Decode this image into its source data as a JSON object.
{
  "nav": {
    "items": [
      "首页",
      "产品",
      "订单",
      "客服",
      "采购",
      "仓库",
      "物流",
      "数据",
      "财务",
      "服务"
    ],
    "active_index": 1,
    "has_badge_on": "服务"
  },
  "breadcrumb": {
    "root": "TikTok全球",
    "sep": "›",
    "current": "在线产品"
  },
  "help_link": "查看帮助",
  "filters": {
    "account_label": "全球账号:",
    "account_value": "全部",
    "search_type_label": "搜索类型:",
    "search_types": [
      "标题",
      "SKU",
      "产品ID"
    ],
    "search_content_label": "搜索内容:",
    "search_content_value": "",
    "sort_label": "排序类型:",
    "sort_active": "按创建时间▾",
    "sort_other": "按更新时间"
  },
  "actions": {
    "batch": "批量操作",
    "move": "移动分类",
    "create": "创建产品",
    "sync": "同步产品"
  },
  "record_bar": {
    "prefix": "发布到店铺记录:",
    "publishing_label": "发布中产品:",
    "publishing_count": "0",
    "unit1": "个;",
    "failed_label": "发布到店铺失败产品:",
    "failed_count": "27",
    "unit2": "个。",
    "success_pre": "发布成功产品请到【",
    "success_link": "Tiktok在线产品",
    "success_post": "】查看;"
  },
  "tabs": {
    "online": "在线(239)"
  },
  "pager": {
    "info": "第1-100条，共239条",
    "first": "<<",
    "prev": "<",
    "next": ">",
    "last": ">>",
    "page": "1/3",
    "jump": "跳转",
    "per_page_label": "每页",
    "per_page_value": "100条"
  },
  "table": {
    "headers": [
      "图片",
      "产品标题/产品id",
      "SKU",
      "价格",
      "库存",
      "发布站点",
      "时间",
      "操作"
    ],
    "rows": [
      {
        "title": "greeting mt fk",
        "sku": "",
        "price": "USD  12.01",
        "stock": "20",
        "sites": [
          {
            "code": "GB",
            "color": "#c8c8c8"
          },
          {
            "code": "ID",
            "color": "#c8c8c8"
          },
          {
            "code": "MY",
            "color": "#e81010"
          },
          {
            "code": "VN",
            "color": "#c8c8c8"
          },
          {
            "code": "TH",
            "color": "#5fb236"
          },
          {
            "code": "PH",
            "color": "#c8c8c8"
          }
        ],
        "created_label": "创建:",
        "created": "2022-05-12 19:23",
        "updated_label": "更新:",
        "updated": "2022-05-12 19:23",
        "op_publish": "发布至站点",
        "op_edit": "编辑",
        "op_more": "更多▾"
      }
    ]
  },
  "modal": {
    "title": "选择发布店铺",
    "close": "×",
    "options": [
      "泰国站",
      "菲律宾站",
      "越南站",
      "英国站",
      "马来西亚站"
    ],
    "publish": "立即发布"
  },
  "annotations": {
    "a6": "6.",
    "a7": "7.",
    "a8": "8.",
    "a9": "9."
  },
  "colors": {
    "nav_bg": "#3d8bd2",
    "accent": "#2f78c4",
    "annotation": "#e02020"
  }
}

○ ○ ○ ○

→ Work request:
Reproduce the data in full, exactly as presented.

→ Task output:
Decode this image into its source data as a JSON object.
{
  "nav": {
    "items": [
      "首页",
      "产品",
      "订单",
      "客服",
      "采购",
      "仓库",
      "物流",
      "数据",
      "财务",
      "服务"
    ],
    "active_index": 1,
    "has_badge_on": "服务"
  },
  "breadcrumb": {
    "root": "TikTok全球",
    "sep": "›",
    "current": "在线产品"
  },
  "help_link": "查看帮助",
  "filters": {
    "account_label": "全球账号:",
    "account_value": "全部",
    "search_type_label": "搜索类型:",
    "search_types": [
      "标题",
      "SKU",
      "产品ID"
    ],
    "search_content_label": "搜索内容:",
    "search_content_value": "",
    "sort_label": "排序类型:",
    "sort_active": "按创建时间▾",
    "sort_other": "按更新时间"
  },
  "actions": {
    "batch": "批量操作",
    "move": "移动分类",
    "create": "创建产品",
    "sync": "同步产品"
  },
  "record_bar": {
    "prefix": "发布到店铺记录:",
    "publishing_label": "发布中产品:",
    "publishing_count": "0",
    "unit1": "个;",
    "failed_label": "发布到店铺失败产品:",
    "failed_count": "27",
    "unit2": "个。",
    "success_pre": "发布成功产品请到【",
    "success_link": "Tiktok在线产品",
    "success_post": "】查看;"
  },
  "tabs": {
    "online": "在线(239)"
  },
  "pager": {
    "info": "第1-100条，共239条",
    "first": "<<",
    "prev": "<",
    "next": ">",
    "last": ">>",
    "page": "1/3",
    "jump": "跳转",
    "per_page_label": "每页",
    "per_page_value": "100条"
  },
  "table": {
    "headers": [
      "图片",
      "产品标题/产品id",
      "SKU",
      "价格",
      "库存",
      "发布站点",
      "时间",
      "操作"
    ],
    "rows": [
      {
        "title": "greeting mt fk",
        "sku": "",
        "price": "USD  12.01",
        "stock": "20",
        "sites": [
          {
            "code": "GB",
            "color": "#c8c8c8"
          },
          {
            "code": "ID",
            "color": "#c8c8c8"
          },
          {
            "code": "MY",
            "color": "#e81010"
          },
          {
            "code": "VN",
            "color": "#c8c8c8"
          },
          {
            "code": "TH",
            "color": "#5fb236"
          },
          {
            "code": "PH",
            "color": "#c8c8c8"
          }
        ],
        "created_label": "创建:",
        "created": "2022-05-12 19:23",
        "updated_label": "更新:",
        "updated": "2022-05-12 19:23",
        "op_publish": "发布至站点",
        "op_edit": "编辑",
        "op_more": "更多▾"
      }
    ]
  },
  "modal": {
    "title": "选择发布店铺",
    "close": "×",
    "options": [
      "泰国站",
      "菲律宾站",
      "越南站",
      "英国站",
      "马来西亚站"
    ],
    "publish": "立即发布"
  },
  "annotations": {
    "a6": "6.",
    "a7": "7.",
    "a8": "8.",
    "a9": "9."
  },
  "colors": {
    "nav_bg": "#3d8bd2",
    "accent": "#2f78c4",
    "annotation": "#e02020"
  }
}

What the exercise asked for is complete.